Entries from a dataset of interfaces

──────────

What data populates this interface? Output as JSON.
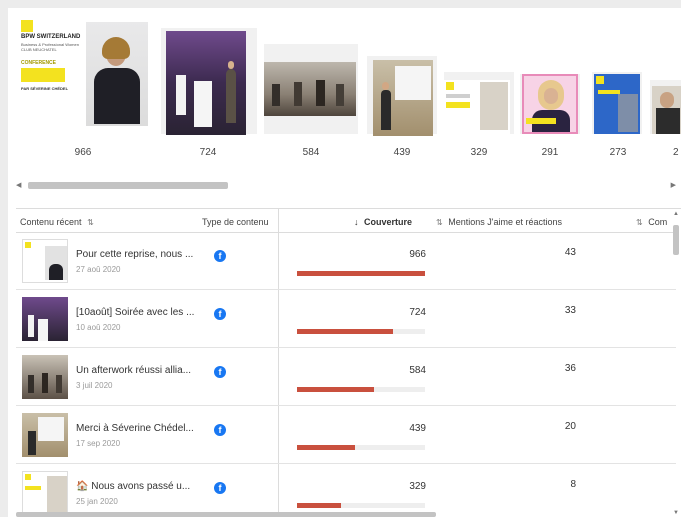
{
  "thumbnails": [
    {
      "count": "966"
    },
    {
      "count": "724"
    },
    {
      "count": "584"
    },
    {
      "count": "439"
    },
    {
      "count": "329"
    },
    {
      "count": "291"
    },
    {
      "count": "273"
    },
    {
      "count": "2"
    }
  ],
  "bpw_card": {
    "logo": "BPW SWITZERLAND",
    "sub": "Business & Professional Women",
    "club": "CLUB NEUCHATEL",
    "headline": "CONFERENCE",
    "speaker": "PAR SÉVERINE CHÉDEL"
  },
  "table": {
    "headers": {
      "content": "Contenu récent",
      "type": "Type de contenu",
      "coverage": "Couverture",
      "likes": "Mentions J'aime et réactions",
      "comments": "Com"
    },
    "sort_icon": "⇅",
    "sort_down_icon": "↓",
    "rows": [
      {
        "title": "Pour cette reprise, nous ...",
        "date": "27 aoû 2020",
        "coverage": "966",
        "coverage_fraction": 1.0,
        "likes": "43"
      },
      {
        "title": "[10août] Soirée avec les ...",
        "date": "10 aoû 2020",
        "coverage": "724",
        "coverage_fraction": 0.75,
        "likes": "33"
      },
      {
        "title": "Un afterwork réussi allia...",
        "date": "3 juil 2020",
        "coverage": "584",
        "coverage_fraction": 0.6,
        "likes": "36"
      },
      {
        "title": "Merci à Séverine Chédel...",
        "date": "17 sep 2020",
        "coverage": "439",
        "coverage_fraction": 0.45,
        "likes": "20"
      },
      {
        "title": "🏠 Nous avons passé u...",
        "date": "25 jan 2020",
        "coverage": "329",
        "coverage_fraction": 0.34,
        "likes": "8"
      }
    ],
    "type_icon": "f"
  },
  "colors": {
    "bar": "#c9503e",
    "facebook": "#1877f2",
    "bpw_yellow": "#f3e21f"
  }
}
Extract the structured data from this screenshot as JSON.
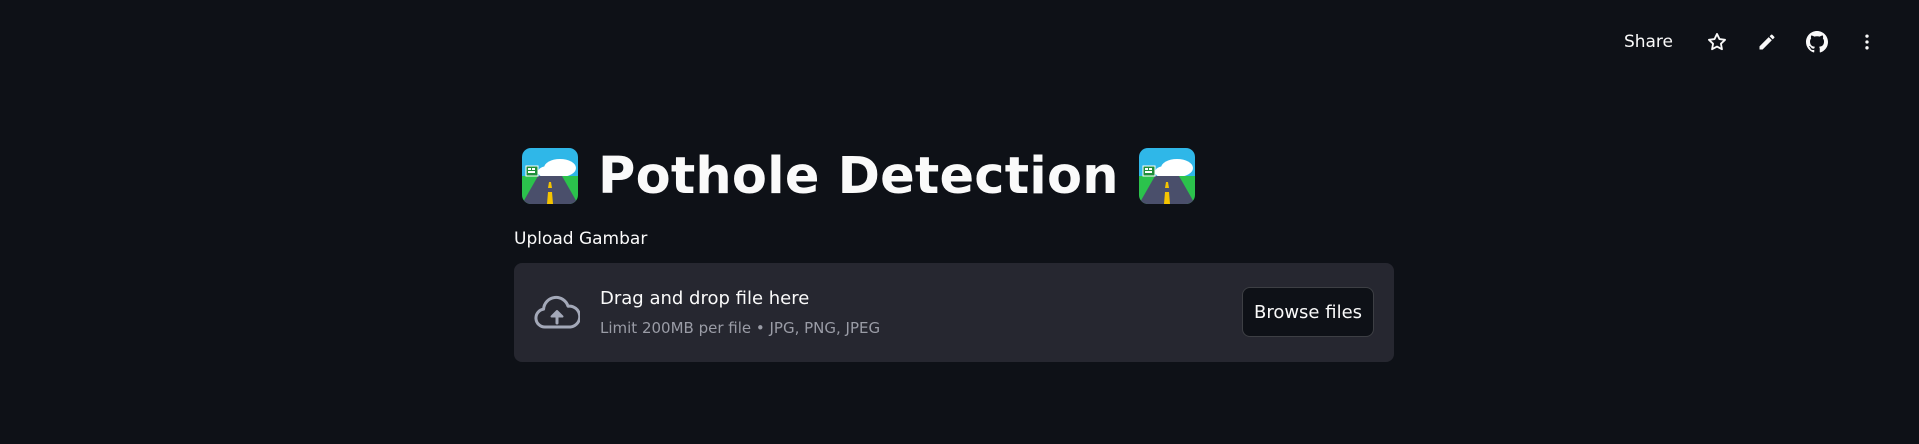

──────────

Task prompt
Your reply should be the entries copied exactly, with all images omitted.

Answer
What data populates this interface? Output as JSON.
{
  "thumbnails": [
    {
      "count": "966"
    },
    {
      "count": "724"
    },
    {
      "count": "584"
    },
    {
      "count": "439"
    },
    {
      "count": "329"
    },
    {
      "count": "291"
    },
    {
      "count": "273"
    },
    {
      "count": "2"
    }
  ],
  "bpw_card": {
    "logo": "BPW SWITZERLAND",
    "sub": "Business & Professional Women",
    "club": "CLUB NEUCHATEL",
    "headline": "CONFERENCE",
    "speaker": "PAR SÉVERINE CHÉDEL"
  },
  "table": {
    "headers": {
      "content": "Contenu récent",
      "type": "Type de contenu",
      "coverage": "Couverture",
      "likes": "Mentions J'aime et réactions",
      "comments": "Com"
    },
    "sort_icon": "⇅",
    "sort_down_icon": "↓",
    "rows": [
      {
        "title": "Pour cette reprise, nous ...",
        "date": "27 aoû 2020",
        "coverage": "966",
        "coverage_fraction": 1.0,
        "likes": "43"
      },
      {
        "title": "[10août] Soirée avec les ...",
        "date": "10 aoû 2020",
        "coverage": "724",
        "coverage_fraction": 0.75,
        "likes": "33"
      },
      {
        "title": "Un afterwork réussi allia...",
        "date": "3 juil 2020",
        "coverage": "584",
        "coverage_fraction": 0.6,
        "likes": "36"
      },
      {
        "title": "Merci à Séverine Chédel...",
        "date": "17 sep 2020",
        "coverage": "439",
        "coverage_fraction": 0.45,
        "likes": "20"
      },
      {
        "title": "🏠 Nous avons passé u...",
        "date": "25 jan 2020",
        "coverage": "329",
        "coverage_fraction": 0.34,
        "likes": "8"
      }
    ],
    "type_icon": "f"
  },
  "colors": {
    "bar": "#c9503e",
    "facebook": "#1877f2",
    "bpw_yellow": "#f3e21f"
  }
}
Extract the structured data from this screenshot as JSON.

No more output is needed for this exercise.